A couple of weeks ago, I was in Iowa, speaking with some farmers. They were by and large very positive about the Trump administration, but they were concerned — and genuinely baffled — by the administration’s stance toward NAFTA, and toward free trade in general. These were corn farmers, and they are very excited by the possibility that Mexico may soon make a move toward expanding the use of ethanol in Mexican gasoline. They envision a pipeline, not one that brings ethanol from Iowa to Mexico but one that brings great shunting gurgling flows of money from Mexico to Iowa ethanol producers. “Don’t they know how much business we already do in Mexico?” they ask. “Why would they mess that up?” You can have the same conversation with executives at Apple or Ford worried that Washington is going to throw a big stupid wrench into their global supply chains. Nobody in Washington understands what it takes to make an iPhone or a pound of upland cotton, but they do know how to get in the way, how to hold up one hand and say “No!” while holding out the other hand and saying “Pay!”
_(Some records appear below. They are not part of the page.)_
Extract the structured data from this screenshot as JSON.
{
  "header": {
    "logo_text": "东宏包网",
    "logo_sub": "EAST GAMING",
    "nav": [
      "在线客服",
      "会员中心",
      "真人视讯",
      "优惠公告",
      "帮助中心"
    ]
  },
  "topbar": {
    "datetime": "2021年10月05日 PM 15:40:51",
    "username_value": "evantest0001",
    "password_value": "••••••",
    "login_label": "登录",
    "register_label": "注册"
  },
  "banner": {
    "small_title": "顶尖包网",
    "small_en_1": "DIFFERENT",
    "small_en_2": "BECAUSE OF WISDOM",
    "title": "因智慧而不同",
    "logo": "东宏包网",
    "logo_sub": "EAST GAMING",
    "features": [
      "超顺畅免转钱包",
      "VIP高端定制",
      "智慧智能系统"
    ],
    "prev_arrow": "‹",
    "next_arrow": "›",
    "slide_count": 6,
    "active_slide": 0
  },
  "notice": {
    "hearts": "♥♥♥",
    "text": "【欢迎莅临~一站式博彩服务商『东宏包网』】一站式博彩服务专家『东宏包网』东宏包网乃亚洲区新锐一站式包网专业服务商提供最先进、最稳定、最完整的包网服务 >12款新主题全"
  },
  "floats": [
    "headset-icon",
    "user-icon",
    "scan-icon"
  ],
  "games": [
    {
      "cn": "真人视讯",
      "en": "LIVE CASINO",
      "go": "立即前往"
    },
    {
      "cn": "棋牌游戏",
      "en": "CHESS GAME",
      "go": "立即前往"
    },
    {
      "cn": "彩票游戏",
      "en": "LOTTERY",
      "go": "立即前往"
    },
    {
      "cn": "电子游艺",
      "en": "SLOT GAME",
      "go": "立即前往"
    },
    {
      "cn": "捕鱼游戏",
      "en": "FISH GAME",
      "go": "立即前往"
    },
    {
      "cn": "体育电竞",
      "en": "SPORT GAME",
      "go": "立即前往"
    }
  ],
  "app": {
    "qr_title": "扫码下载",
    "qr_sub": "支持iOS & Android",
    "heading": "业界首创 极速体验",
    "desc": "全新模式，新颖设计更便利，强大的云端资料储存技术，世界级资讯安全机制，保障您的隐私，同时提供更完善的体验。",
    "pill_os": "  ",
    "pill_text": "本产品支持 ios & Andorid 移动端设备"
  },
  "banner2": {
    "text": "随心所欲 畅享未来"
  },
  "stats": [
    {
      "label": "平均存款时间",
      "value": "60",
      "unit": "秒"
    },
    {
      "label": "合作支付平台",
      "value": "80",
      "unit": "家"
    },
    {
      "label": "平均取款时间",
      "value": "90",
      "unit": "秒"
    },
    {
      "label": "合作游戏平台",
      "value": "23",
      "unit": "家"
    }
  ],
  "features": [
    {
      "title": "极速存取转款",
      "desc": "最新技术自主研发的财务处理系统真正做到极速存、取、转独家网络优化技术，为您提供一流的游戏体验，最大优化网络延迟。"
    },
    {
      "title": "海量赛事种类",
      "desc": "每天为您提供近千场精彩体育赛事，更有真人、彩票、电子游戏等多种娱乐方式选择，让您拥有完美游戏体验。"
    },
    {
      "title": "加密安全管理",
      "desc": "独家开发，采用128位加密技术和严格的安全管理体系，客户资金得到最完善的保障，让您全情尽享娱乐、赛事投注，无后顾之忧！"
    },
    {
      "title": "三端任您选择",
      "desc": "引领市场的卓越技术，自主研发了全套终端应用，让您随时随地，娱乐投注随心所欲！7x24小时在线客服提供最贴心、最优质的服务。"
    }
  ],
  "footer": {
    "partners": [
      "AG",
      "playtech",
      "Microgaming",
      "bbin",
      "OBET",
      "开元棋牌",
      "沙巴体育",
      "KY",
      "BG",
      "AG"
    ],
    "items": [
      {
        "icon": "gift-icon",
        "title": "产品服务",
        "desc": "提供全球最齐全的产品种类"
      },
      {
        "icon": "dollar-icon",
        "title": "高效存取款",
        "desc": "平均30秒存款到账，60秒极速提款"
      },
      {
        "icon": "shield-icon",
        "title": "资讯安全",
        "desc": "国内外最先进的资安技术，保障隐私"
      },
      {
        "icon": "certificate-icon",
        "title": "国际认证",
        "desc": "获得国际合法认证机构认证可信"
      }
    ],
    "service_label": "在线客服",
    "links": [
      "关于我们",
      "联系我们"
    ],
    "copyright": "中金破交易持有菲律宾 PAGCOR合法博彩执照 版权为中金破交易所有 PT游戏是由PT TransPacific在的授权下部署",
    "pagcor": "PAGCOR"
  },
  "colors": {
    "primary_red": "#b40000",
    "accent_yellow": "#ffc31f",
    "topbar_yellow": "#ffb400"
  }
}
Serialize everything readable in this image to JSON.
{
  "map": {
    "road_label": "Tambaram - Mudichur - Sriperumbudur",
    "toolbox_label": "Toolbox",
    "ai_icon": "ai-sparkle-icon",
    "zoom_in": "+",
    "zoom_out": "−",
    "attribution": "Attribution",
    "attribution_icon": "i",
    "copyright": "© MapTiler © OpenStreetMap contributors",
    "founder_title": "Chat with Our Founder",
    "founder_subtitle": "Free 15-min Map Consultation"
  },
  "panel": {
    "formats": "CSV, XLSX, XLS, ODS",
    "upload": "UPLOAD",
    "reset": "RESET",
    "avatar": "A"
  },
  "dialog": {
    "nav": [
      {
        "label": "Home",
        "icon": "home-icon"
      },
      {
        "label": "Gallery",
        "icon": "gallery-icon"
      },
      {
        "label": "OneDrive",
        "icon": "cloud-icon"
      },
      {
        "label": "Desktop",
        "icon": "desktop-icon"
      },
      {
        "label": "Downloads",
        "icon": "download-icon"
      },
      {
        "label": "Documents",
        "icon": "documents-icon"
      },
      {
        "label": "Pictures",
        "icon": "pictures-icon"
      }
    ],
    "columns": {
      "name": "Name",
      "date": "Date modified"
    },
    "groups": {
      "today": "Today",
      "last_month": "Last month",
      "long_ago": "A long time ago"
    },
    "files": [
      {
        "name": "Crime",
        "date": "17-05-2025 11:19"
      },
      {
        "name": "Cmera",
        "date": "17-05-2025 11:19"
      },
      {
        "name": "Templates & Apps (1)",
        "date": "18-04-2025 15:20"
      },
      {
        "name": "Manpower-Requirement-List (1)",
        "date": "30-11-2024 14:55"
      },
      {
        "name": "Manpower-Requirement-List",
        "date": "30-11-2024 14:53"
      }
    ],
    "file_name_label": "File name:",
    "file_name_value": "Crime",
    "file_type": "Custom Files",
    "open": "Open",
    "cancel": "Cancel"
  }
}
There are a few necessary conditions for prosperity: peace, property rights, stable and reasonably accountable government, good courts, effective education, etc. Those are necessary but not sufficient. The secret sauce is neglect — benign neglect, the willingness to trust people and let them alone to see what they can do, to let them try new things and fail nine times out of ten, even if trusting people means letting them reach across a border or two and cooperate with the nefarious Canadians or the Indians or the Chinese or the Mexicans.